An interactive proof system is called doubly-efficient if the prescribed prover strategy can be implemented in polynomial-time and the verifier's strategy can be implemented in almost-linear-time. Such proof systems, introduced by Goldwasser, Kalai, and Rothblum (JACM, 2015), make the benefits of interactive proof system available to real-life agents who are restricted to polynomial-time computation.

This web-page provides access to a survey of the area as well as to the four texts that were used as a basis for this survey (i.e., two research papers co-authored by Guy Rothblum and expositions of two prior results, which are based on oral presentations by Guy of these results).

An interactive proof system is called doubly-efficient if the prescribed prover strategy can be implemented in polynomial-time and the verifier's strategy can be implemented in almost-linear-time. Such proof systems, introduced by Goldwasser, Kalai, and Rothblum (JACM, 2015), make the benefits of interactive proof system available to real-life agents who are restricted to polynomial-time computation.

We survey some of the known results regarding doubly-efficient interactive proof system. We start by presenting two simple constructions for no-$t$-CLIQUE (due to Goldreich and Rothblum (ECCC, TR17-018 and TR18-046)), where the first construction offers the benefit of being generalized to any ``locally characterizable'' set, and the second construction offers the benefit of preserving the combinatorial flavor of the problem. We then turn to two more general constructions of doubly-efficient interactive proof system: the proof system for sets having (uniform) bounded-depth circuits (due to Goldwasser, Kalai and Rothblum (JACM, 2015)), and the proof system for sets that are recognized in polynomial-time and small space (due to Reingold, Rothblum, and Rothblum (STOC, 2016)). Our presentation of the GKR construction is quite complete (and is somewhat different from the original presentation), but for the RRR construction we only provide an overview.

- First version posted: July 2017.
- Revisions: March 2018.

This part of the web-page provides access to simple constructions of doubly-efficient interactive proof systems (joint work with Guy Rothblum) as well as to expositions of two prior results (see below).

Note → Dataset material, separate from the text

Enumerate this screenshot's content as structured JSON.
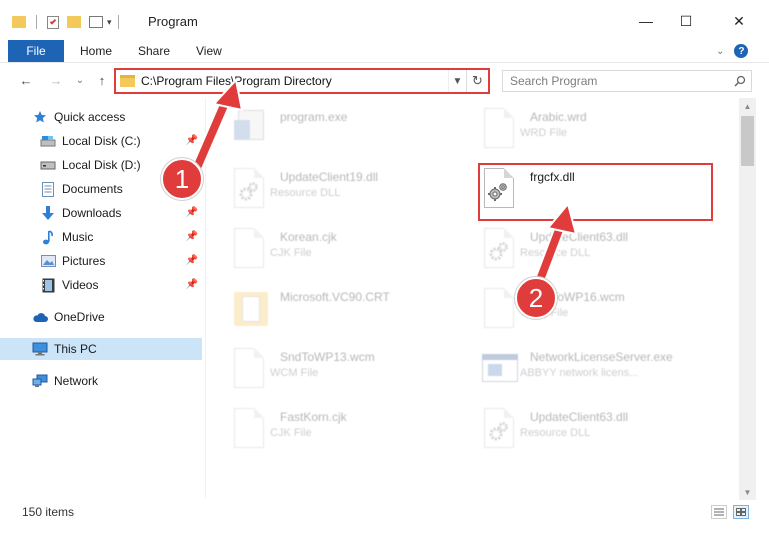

- Simple doubly-efficient interactive proof systems for locally-characterizable sets. Presents direct constructions of doubly-efficient interactive proof systems for problems in $\cal P$ that are believed to have relatively high complexity. Specifically, such constructions are presented for $t$-CLIQUE and $t$-SUM. These constructions are generalized to a generic construction for a natural class that contains both problems and is in NC (and also in SC).
- Counting $t$-cliques: Worst-case to average-case reductions and Direct interactive proof systems. The 2nd part of this work presents a direct and simple interactive proof system for counting $t$-cliques in $n$-vertex graphs. The proof system uses $t-2$ rounds, the verifier runs in ${\widetilde O}(t^2n^2)$-time, and the prover can be implemented in ${\widetilde O}(t^{O(1)}\cdot n^2)$-time when given oracle access to counting $(t-1)$-cliques in ${\widetilde O}(t^{O(1)}\cdot n)$-vertex graphs.
- On the doubly-efficient interactive proof systems of GKR. Presents a somewhat simpler variant of the doubly-efficient interactive proof systems of Goldwasser, Kalai, and Rothblum (JACM, 2015). These proof systems apply to log-space uniform sets in NC (or, more generally, to inputs that are acceptable by log-space uniform bounded-depth circuits, where the number of rounds in the proof system is linearly related to the depth of the circuit).
- Overview of the doubly-efficient interactive proof systems of RRR. Provides an overview of the doubly-efficient interactive proof systems of Reingold, Rothblum, and Rothblum (STOC, 2016). Recall that by their result, any set that is decidable in polynomial-time by an algorithm of space complexity $s(n)\leq n^{0.499}$, has a constant-round interactive proof system in which the prover runs polynomial time and the verifier runs in time $\tildeO(n)$.

Back to either Oded Goldreich's homepage or general list of papers.